The recent decision of the Drugs Controller General of India to make registration of clinical trials mandatory is laudable and comes two years after the launch of an open-access Indian registry linked to the World Health Organisation platform. All clinical trials initiated after June 15 will have to be entered in the Indian Council of Medical Research’s Clinical Trial Registry — India. Pharmaceutical companies have, over the years, acquired the dubious distinction of conducting unethical trials that could even harm the volunteers. By making registration mandatory before enrolment of the first volunteer, the government has sought to bring more transparency and accountability to clinical trials. The U.S. Food and Drug Administration made registration mandatory in December 2007 for the same reason. But unlike in the U.S., Phase-I trials conducted here have not been excluded from registration.
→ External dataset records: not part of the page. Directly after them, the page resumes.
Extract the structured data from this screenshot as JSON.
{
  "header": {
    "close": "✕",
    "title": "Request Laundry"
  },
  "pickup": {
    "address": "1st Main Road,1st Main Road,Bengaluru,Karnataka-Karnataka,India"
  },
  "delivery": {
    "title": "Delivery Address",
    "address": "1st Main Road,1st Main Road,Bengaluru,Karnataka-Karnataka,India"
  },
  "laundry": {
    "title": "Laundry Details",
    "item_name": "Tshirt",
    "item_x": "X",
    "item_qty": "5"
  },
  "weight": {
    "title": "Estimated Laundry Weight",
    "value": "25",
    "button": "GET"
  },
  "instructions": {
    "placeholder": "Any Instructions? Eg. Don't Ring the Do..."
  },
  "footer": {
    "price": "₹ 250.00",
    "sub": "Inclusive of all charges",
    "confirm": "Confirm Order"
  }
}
Even then the Indian arrangement is not comprehensive; in reality, registration becomes mandatory only when new molecules or new indications of an existing drug that requires the approval of the DCGI for marketing in the country are tested, or when India is part of a multi-country trial. The WHO and the International Committee of Medical Journal Editors (ICMJE) recommend registration of all trials involving humans, be it for interventional or other purposes.
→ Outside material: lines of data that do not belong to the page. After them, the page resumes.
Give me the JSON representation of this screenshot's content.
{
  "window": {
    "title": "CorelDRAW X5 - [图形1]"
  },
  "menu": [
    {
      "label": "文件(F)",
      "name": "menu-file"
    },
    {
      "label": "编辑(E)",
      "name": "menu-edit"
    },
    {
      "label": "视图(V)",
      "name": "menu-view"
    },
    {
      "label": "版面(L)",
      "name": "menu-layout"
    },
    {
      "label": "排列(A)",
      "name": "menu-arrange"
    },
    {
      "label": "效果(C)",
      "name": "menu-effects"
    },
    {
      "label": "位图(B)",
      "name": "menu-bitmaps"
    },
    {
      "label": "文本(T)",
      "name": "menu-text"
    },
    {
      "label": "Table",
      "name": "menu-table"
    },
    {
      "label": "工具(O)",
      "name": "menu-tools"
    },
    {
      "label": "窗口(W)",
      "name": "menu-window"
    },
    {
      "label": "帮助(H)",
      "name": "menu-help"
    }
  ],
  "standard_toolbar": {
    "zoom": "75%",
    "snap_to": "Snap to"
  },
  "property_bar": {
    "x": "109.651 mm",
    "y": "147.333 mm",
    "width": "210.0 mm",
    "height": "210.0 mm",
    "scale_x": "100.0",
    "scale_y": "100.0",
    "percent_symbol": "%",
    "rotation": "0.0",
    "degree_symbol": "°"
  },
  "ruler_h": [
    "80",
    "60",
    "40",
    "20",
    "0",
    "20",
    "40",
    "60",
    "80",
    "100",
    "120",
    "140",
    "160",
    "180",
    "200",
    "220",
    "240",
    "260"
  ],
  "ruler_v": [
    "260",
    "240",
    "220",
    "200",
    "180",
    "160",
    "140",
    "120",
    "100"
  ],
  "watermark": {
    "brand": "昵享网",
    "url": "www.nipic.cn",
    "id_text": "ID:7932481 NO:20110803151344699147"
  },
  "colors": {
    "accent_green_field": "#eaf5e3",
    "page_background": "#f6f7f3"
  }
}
Though the initial response had been rather lukewarm, with only 34 trials registered a year after the registry was started in June 2007, the numbers have shot up in the recent past. There have been 150 registrations this year, which is half the total registered so far. The figure is likely to see a spurt in the coming months. As the registry is freely accessible to the public, it would provide useful information to those intending to enrol as volunteers, and for those monitoring clinical trials. It would also minimise biased reporting by drug companies. More importantly, the three additional parameters required by the Indian registry would go a long way in improving the reporting standards of randomised clinical trials and hence the reliability of results published in Indian medical journals. Currently, many of the trial results that are published fall short of the international reporting standards primarily due to poor trial design. This leads to such trials being excluded by those undertaking systematic reviews and by developers of treatment guidelines, resulting in conclusions that may not be relevant to health care in India.